    The games that pop out with new engines and stuff usually do not have the greatest design. Those typically come a generation later. I admit that I plunked down the money for Unreal 2. I justify it by saying that I am supporting future awesome engine development. :^P The game, however, was fairly boring.

    I hope number 3 is "smooth gameplay, no bugs." I've got a relatively powerful system (Athlon XP 2400 / Radeon 8500), and Morrowind still is choppy at times. Neverwinter Nights wasn't stable until two months after I purchased the game, I began to call it "Nevergettoplay Nights." At least Unreal 2 wasn't choppy, although it did cause hangs every now and then.

    Number 4 for "great games" should be extensibility. Doom, Wolfenstein, Quake 3, Half Life, NWN... Great games because I could change the models, levels, and sounds. I could create all new games, if I wanted to.

  • Am I the only one thinking Civ1 had/has better graphics than any of the other Civ games?
    • There's a lot to be said for clear, functional and obvious graphics in games - especially strategy games like Civ or MOO. In these games you spend so much time in the interface of the game rather than the game itself, that ease of use is the priority.

      You want to be able to see where those resources are, see where your units are and be able to click on the right thing when browsing the map. That's why you get big black outlines around stuff, contrasting colours and what could be said to be unrealistic map
  • Sure there are a few good PC games out there, but the general lack of truly submersive entertainment has one really good benefit that a lot of geeks don't seem to realize. Finally, I was able to switch completely to Linux without feeling I was missing out on anything on Windows.

    No joke.

  • Gaming industry has boomed so far because of all the excitement and the away-from-reality the games put you into. Since the ages we have evolved from games that made little squeaks to those of present where millions go into only in the grahical aspect . Mind you the graphics then compared to today's su**ed. But the craze remained. Indication is that more of our mind goes into the story and characters, than how smooth can you render that world.
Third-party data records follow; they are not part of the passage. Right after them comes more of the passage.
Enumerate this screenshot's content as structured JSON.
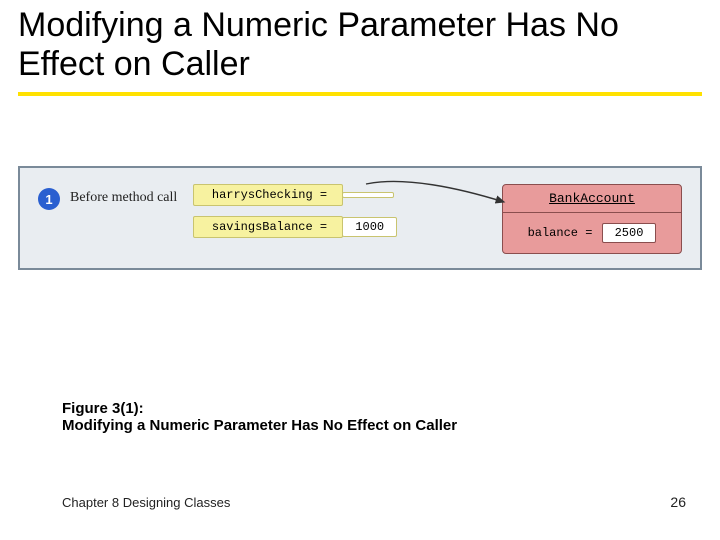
{
  "title": "Modifying a Numeric Parameter Has No Effect on Caller",
  "diagram": {
    "step_number": "1",
    "step_label": "Before method call",
    "vars": [
      {
        "name": "harrysChecking = ",
        "value": ""
      },
      {
        "name": "savingsBalance = ",
        "value": "1000"
      }
    ],
    "object": {
      "class_name": "BankAccount",
      "field_label": "balance = ",
      "field_value": "2500"
    }
  },
  "caption": {
    "ref": "Figure 3(1):",
    "title": "Modifying a Numeric Parameter Has No Effect on Caller"
  },
  "footer": "Chapter 8 ⮞ Designing Classes",
  "footer_display": "Chapter 8  Designing Classes",
  "page_number": "26"
}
Thats why I still love the Mario series and my brother plays pok

Each new user of a new system uncovers a new class of bugs. -- Kernighan